*TASK REQUIREMENTS:* Identify, in the records below, every line where the string "Properties" appears, and copy each such line.

EXTRACTED INFORMATION Start Marker

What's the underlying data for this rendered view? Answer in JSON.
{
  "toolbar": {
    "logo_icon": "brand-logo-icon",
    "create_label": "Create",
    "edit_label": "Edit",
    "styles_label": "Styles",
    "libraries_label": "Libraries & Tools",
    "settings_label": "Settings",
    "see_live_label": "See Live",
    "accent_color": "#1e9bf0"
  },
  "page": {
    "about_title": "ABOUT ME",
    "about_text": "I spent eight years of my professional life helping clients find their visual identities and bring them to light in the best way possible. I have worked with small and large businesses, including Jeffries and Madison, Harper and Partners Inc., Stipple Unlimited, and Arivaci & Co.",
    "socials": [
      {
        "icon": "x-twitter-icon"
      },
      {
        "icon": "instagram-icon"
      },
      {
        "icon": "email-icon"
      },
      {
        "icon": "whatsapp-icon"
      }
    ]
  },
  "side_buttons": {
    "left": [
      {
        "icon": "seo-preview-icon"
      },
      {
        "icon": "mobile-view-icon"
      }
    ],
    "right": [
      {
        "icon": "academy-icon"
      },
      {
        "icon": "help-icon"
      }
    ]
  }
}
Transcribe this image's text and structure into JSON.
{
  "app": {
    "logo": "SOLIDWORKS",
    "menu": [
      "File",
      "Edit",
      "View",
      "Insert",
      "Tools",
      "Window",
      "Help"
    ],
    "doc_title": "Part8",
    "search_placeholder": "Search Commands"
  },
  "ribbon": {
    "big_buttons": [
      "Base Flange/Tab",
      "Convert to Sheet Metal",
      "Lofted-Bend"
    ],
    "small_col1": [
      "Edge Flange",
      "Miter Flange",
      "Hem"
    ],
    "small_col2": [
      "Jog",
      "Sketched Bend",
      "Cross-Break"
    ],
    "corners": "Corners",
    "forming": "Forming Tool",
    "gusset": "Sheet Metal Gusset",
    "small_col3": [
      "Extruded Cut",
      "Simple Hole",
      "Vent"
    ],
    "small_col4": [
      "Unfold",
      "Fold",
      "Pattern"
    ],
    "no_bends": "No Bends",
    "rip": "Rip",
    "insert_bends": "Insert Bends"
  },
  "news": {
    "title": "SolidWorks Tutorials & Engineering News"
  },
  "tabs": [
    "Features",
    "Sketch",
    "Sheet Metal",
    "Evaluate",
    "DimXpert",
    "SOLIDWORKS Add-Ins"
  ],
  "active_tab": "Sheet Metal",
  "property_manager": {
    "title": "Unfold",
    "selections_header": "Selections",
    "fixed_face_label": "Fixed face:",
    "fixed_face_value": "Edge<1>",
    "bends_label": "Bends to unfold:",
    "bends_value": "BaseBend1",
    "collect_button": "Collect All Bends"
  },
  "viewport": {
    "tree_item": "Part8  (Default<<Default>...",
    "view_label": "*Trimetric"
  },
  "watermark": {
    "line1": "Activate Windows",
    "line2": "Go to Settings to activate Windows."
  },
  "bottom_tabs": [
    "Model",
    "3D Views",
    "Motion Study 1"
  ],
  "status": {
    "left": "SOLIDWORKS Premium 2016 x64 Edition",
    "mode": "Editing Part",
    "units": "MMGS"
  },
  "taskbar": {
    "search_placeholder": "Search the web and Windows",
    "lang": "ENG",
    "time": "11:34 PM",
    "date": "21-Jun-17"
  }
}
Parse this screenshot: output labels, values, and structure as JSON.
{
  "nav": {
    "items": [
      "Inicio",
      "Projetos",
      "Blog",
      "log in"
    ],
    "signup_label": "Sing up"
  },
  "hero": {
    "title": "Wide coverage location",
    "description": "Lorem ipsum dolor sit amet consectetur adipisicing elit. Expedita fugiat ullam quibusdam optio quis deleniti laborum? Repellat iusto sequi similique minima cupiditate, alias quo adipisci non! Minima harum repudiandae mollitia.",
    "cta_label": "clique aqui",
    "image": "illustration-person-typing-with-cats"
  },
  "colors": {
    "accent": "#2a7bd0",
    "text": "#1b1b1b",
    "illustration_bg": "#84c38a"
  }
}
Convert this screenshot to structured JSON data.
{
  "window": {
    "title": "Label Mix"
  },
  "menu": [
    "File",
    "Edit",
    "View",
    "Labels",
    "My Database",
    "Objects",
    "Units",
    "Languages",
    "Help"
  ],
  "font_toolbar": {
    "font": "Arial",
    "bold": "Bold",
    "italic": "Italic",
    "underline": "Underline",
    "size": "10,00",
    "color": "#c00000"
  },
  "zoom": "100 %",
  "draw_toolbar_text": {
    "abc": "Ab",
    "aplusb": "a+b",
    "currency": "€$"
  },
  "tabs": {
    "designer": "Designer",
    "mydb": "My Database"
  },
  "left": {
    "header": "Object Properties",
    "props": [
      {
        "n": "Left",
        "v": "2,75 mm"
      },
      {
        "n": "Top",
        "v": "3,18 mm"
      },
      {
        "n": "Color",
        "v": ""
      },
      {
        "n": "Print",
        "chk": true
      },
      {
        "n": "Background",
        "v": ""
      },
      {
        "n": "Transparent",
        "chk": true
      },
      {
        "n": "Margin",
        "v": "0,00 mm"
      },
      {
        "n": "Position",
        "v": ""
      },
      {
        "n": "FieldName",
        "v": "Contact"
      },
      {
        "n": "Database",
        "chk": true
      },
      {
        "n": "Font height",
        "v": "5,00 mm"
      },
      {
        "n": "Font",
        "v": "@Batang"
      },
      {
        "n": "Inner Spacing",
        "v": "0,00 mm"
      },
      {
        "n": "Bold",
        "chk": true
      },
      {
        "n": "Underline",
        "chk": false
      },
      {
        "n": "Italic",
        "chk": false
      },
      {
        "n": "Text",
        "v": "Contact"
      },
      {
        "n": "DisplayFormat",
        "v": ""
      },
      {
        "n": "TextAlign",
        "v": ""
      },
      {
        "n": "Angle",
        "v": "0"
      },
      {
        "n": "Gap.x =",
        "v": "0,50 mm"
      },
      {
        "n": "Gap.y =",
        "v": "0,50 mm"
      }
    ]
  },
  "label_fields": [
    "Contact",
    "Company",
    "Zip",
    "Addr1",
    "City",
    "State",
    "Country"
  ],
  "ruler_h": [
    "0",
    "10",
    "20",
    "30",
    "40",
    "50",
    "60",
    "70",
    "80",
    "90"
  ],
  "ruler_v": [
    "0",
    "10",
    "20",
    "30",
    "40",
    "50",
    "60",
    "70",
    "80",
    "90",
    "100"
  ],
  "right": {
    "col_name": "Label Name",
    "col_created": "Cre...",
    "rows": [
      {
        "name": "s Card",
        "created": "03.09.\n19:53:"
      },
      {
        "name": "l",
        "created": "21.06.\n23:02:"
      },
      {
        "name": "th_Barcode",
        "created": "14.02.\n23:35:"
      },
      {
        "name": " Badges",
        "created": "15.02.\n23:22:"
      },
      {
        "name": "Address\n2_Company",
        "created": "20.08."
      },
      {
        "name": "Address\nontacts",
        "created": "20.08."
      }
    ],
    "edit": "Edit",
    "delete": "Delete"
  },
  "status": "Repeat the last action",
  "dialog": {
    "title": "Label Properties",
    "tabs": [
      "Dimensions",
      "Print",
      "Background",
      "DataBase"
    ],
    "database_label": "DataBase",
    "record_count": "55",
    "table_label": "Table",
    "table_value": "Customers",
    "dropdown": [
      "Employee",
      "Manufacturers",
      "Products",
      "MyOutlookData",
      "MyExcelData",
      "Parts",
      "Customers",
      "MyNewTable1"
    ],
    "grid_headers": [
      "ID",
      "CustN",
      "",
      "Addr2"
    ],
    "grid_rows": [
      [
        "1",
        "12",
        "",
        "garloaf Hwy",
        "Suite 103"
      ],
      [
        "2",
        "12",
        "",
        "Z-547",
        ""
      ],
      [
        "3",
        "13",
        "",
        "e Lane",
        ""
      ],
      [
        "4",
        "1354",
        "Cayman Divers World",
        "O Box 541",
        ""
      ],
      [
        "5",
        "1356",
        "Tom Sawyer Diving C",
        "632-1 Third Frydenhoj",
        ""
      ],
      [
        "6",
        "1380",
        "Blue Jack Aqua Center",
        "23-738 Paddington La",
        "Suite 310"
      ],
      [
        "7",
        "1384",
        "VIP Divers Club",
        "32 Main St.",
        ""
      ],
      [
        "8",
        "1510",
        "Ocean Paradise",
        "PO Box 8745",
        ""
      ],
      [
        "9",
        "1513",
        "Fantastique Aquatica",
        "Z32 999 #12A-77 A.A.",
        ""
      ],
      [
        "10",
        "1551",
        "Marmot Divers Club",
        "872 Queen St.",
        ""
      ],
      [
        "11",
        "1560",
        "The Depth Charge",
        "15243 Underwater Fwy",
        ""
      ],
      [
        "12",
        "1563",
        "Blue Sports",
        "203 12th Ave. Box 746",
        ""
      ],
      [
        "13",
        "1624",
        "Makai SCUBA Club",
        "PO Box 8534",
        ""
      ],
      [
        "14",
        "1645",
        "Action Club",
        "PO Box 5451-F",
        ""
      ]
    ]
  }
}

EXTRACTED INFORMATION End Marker

*ANSWER BOX:*
    "header": "Object Properties",
    "title": "Label Properties",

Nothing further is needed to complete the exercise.